------ The data ------

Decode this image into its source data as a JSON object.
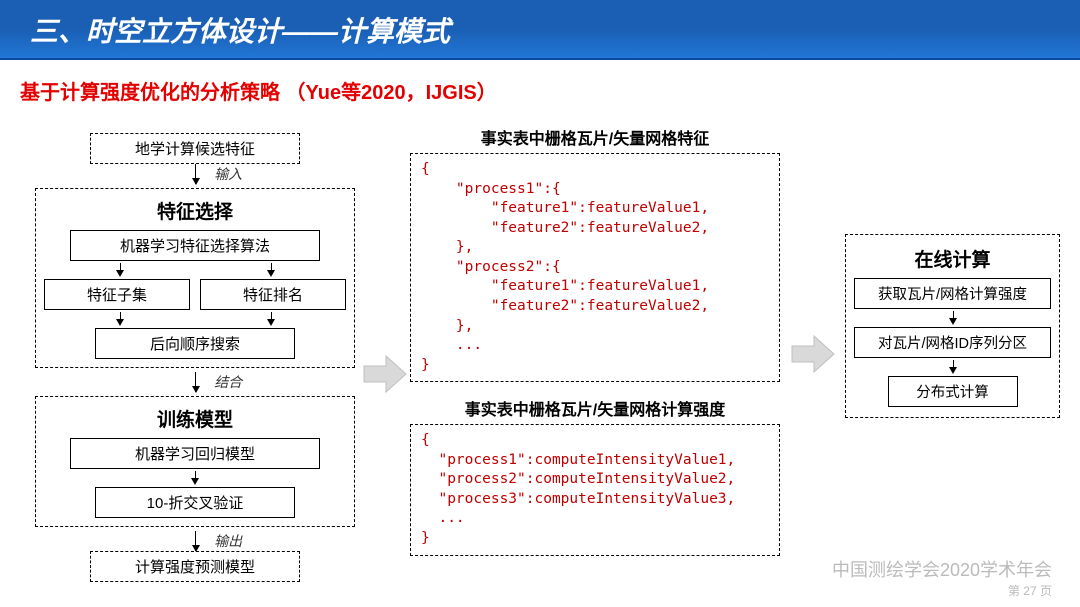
{
  "header": {
    "title": "三、时空立方体设计——计算模式"
  },
  "subtitle": "基于计算强度优化的分析策略 （Yue等2020，IJGIS）",
  "left": {
    "candidate": "地学计算候选特征",
    "input_label": "输入",
    "feature_selection": {
      "title": "特征选择",
      "algo": "机器学习特征选择算法",
      "subset": "特征子集",
      "ranking": "特征排名",
      "backward": "后向顺序搜索"
    },
    "combine_label": "结合",
    "train_model": {
      "title": "训练模型",
      "regression": "机器学习回归模型",
      "crossval": "10-折交叉验证"
    },
    "output_label": "输出",
    "predict": "计算强度预测模型"
  },
  "mid": {
    "t1": "事实表中栅格瓦片/矢量网格特征",
    "code1": "{\n    \"process1\":{\n        \"feature1\":featureValue1,\n        \"feature2\":featureValue2,\n    },\n    \"process2\":{\n        \"feature1\":featureValue1,\n        \"feature2\":featureValue2,\n    },\n    ...\n}",
    "t2": "事实表中栅格瓦片/矢量网格计算强度",
    "code2": "{\n  \"process1\":computeIntensityValue1,\n  \"process2\":computeIntensityValue2,\n  \"process3\":computeIntensityValue3,\n  ...\n}"
  },
  "right": {
    "title": "在线计算",
    "s1": "获取瓦片/网格计算强度",
    "s2": "对瓦片/网格ID序列分区",
    "s3": "分布式计算"
  },
  "footer": {
    "org": "中国测绘学会2020学术年会",
    "page": "第 27 页"
  }
}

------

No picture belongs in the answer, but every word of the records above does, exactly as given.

Solution for this exercise:
Decode this image into its source data as a JSON object.
{
  "header": {
    "title": "三、时空立方体设计——计算模式"
  },
  "subtitle": "基于计算强度优化的分析策略 （Yue等2020，IJGIS）",
  "left": {
    "candidate": "地学计算候选特征",
    "input_label": "输入",
    "feature_selection": {
      "title": "特征选择",
      "algo": "机器学习特征选择算法",
      "subset": "特征子集",
      "ranking": "特征排名",
      "backward": "后向顺序搜索"
    },
    "combine_label": "结合",
    "train_model": {
      "title": "训练模型",
      "regression": "机器学习回归模型",
      "crossval": "10-折交叉验证"
    },
    "output_label": "输出",
    "predict": "计算强度预测模型"
  },
  "mid": {
    "t1": "事实表中栅格瓦片/矢量网格特征",
    "code1": "{\n    \"process1\":{\n        \"feature1\":featureValue1,\n        \"feature2\":featureValue2,\n    },\n    \"process2\":{\n        \"feature1\":featureValue1,\n        \"feature2\":featureValue2,\n    },\n    ...\n}",
    "t2": "事实表中栅格瓦片/矢量网格计算强度",
    "code2": "{\n  \"process1\":computeIntensityValue1,\n  \"process2\":computeIntensityValue2,\n  \"process3\":computeIntensityValue3,\n  ...\n}"
  },
  "right": {
    "title": "在线计算",
    "s1": "获取瓦片/网格计算强度",
    "s2": "对瓦片/网格ID序列分区",
    "s3": "分布式计算"
  },
  "footer": {
    "org": "中国测绘学会2020学术年会",
    "page": "第 27 页"
  }
}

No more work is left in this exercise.